Learn to Earn is a skills development organisation that assists unemployed people become financially active by offering holistic training courses that provide work skills, life skills and business skills. From 2009 – 2011 the Old Mutual Foundation has contributed R596 250 towards 75 beneficiaries such as Tozama Ndevu (opposite) and Belinda Tungulu (page 28) attending the 11-week Sewing Skills Training and Job Creation programme.

Tozama Ndevu (30) is a graduate of the Learn to Earn 11-week Sewing and Business training course. She’s a bit shy about her English, so speaks to us in isiXhosa. Tozama is married to Thandisile, who is currently unemployed. They have two children, Inga (10) and Lisa (2 years, 3 months).

Before undertaking the training, Tozama was unemployed. The family survived on their R500 monthly child support grants. “It was hard,” she says. “There were times when my sister had to help us.” Having completed her course, she is now working on contract as a trainee machinist and earns an additional R700 a month. Living in an informal shack, they pay no rent, but their current monthly expenses are:

  • R120 train fare
  • R300 food
  • R100 electricity
  • R100 school lunch for Inga, R5 a day
  • R100 milk formula for Lisa
  • R150 disposable nappies for Lisa

Learn to Earn is a skills development organisation that assists unemployed people become financially active by offering holistic training courses that provide work skills, life skills and business skills. From 2009 – 2011 the Old Mutual Foundation has contributed R596 250 towards 75 beneficiaries such as Tozama Ndevu (opposite) and Belinda Tungulu (page 28) attending the 11-week Sewing Skills Training and Job Creation programme.

It’s obvious that the Learn to Earn training course has helped Tozama, but life is still very hard and Tozama plans to get a job that earns more money. Towards the end of our interview I ask her what she dreams for the future.
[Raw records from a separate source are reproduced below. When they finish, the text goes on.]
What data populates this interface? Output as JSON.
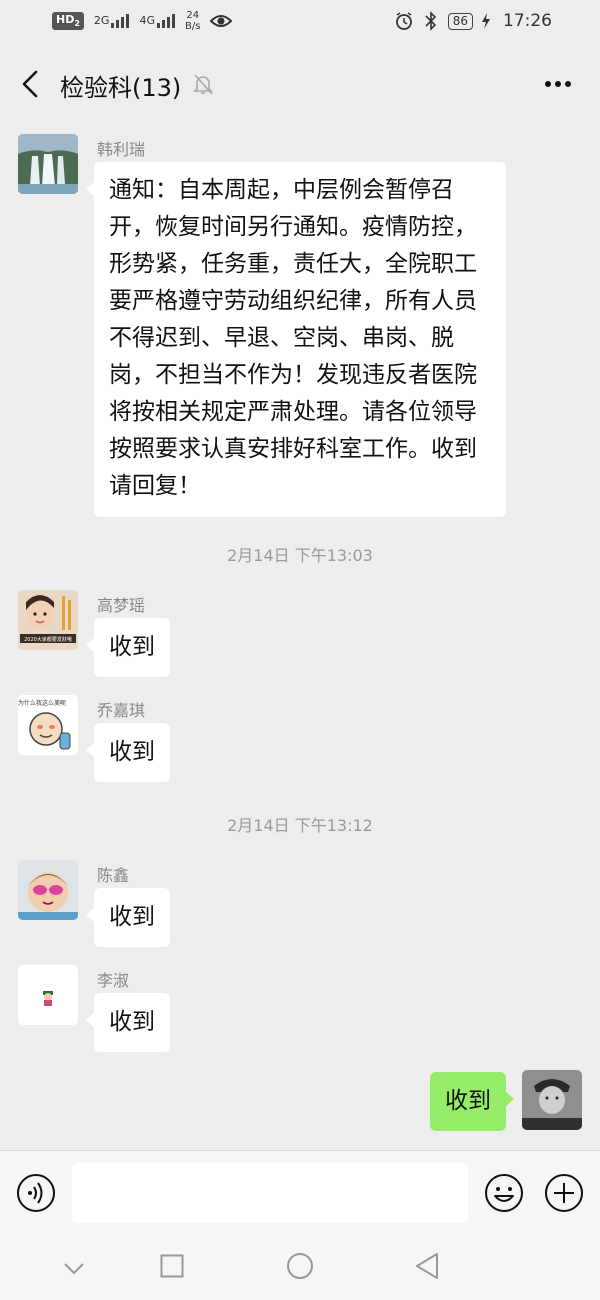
{
  "status_bar": {
    "hd": "HD",
    "hd_sub": "2",
    "net1": "2G",
    "net2": "4G",
    "speed_value": "24",
    "speed_unit": "B/s",
    "battery": "86",
    "time": "17:26"
  },
  "header": {
    "title": "检验科(13)"
  },
  "messages": [
    {
      "sender": "韩利瑞",
      "text": "通知：自本周起，中层例会暂停召开，恢复时间另行通知。疫情防控，形势紧，任务重，责任大，全院职工要严格遵守劳动组织纪律，所有人员不得迟到、早退、空岗、串岗、脱岗，不担当不作为！发现违反者医院将按相关规定严肃处理。请各位领导按照要求认真安排好科室工作。收到请回复！"
    },
    {
      "sender": "高梦瑶",
      "text": "收到",
      "avatar_caption": "2020大家都要发财哦"
    },
    {
      "sender": "乔嘉琪",
      "text": "收到",
      "avatar_caption": "为什么我这么美呢"
    },
    {
      "sender": "陈鑫",
      "text": "收到"
    },
    {
      "sender": "李淑",
      "text": "收到"
    }
  ],
  "timestamps": [
    "2月14日 下午13:03",
    "2月14日 下午13:12"
  ],
  "my_message": {
    "text": "收到"
  },
  "colors": {
    "background": "#ededed",
    "my_bubble": "#95ec69",
    "other_bubble": "#ffffff"
  },
  "icons": {
    "back": "chevron-left-icon",
    "mute": "bell-slash-icon",
    "more": "ellipsis-icon",
    "voice": "voice-icon",
    "emoji": "smiley-icon",
    "plus": "plus-circle-icon"
  }
}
She smiles and says in English, “I want to become selfemployed; I want to be a fashion designer and have my own business.”

Belinda Tungulu (41) lives in Khayelitsha and has one daughter, Sandiswa (20), who is studying financial management in college. Before coming to Learn to Earn, Belinda worked as a cleaner for 12 years, but she was retrenched and unemployed for 1½ years.
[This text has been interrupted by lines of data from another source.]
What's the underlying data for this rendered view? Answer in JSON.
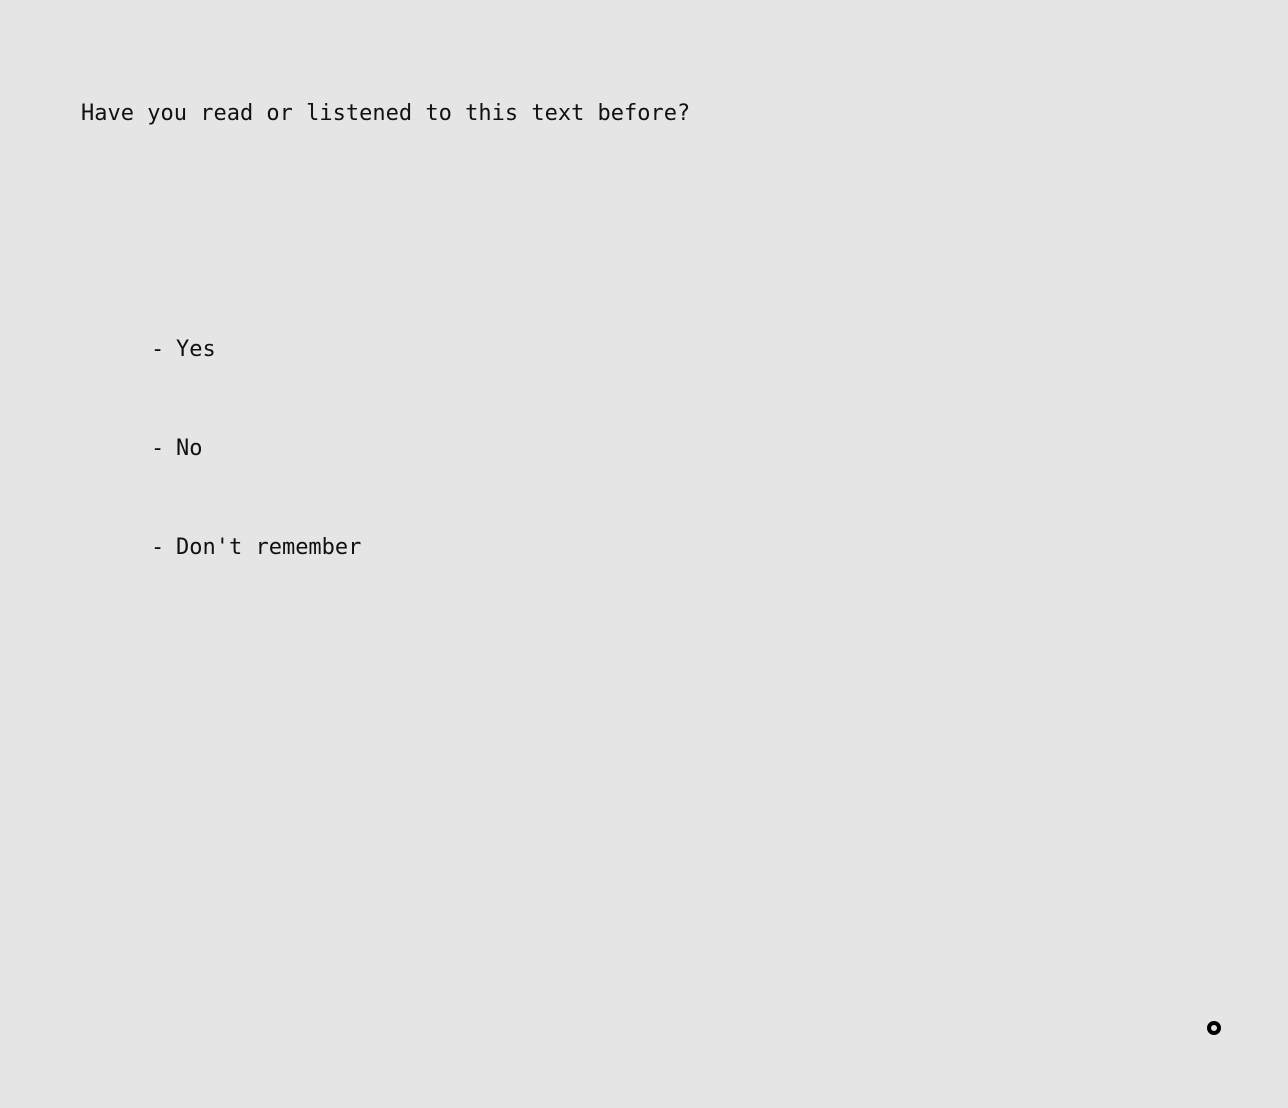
{
  "question": {
    "text": "Have you read or listened to this text before?"
  },
  "options": [
    {
      "bullet": "-",
      "label": "Yes"
    },
    {
      "bullet": "-",
      "label": "No"
    },
    {
      "bullet": "-",
      "label": "Don't remember"
    }
  ],
  "colors": {
    "background": "#e5e5e5",
    "text": "#111111",
    "dot": "#000000"
  },
  "icons": {
    "corner_marker": "fixation-dot-icon"
  }
}
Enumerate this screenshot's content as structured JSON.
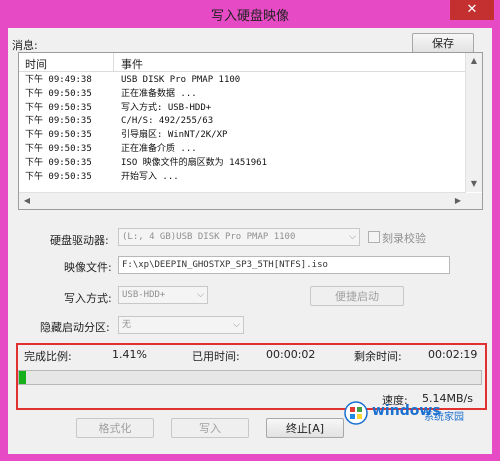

Like Tozama, Belinda completed the 11-week Learn to Earn sewing course. But she realised soon afterwards that she was better suited to the business aspect. She wanted to work in clothing sales, not clothing manufacturing.

It’s been over a year since her training course and Belinda is now self-employed, selling clothing through TCB (The Clothing Bank) and earning between R3 000 and R5 000 per month. “Before, I was battling and wasn’t feeling good about myself. But now I can smile, my eyes are wide open and they see things differently. I am self-made and know what to do.”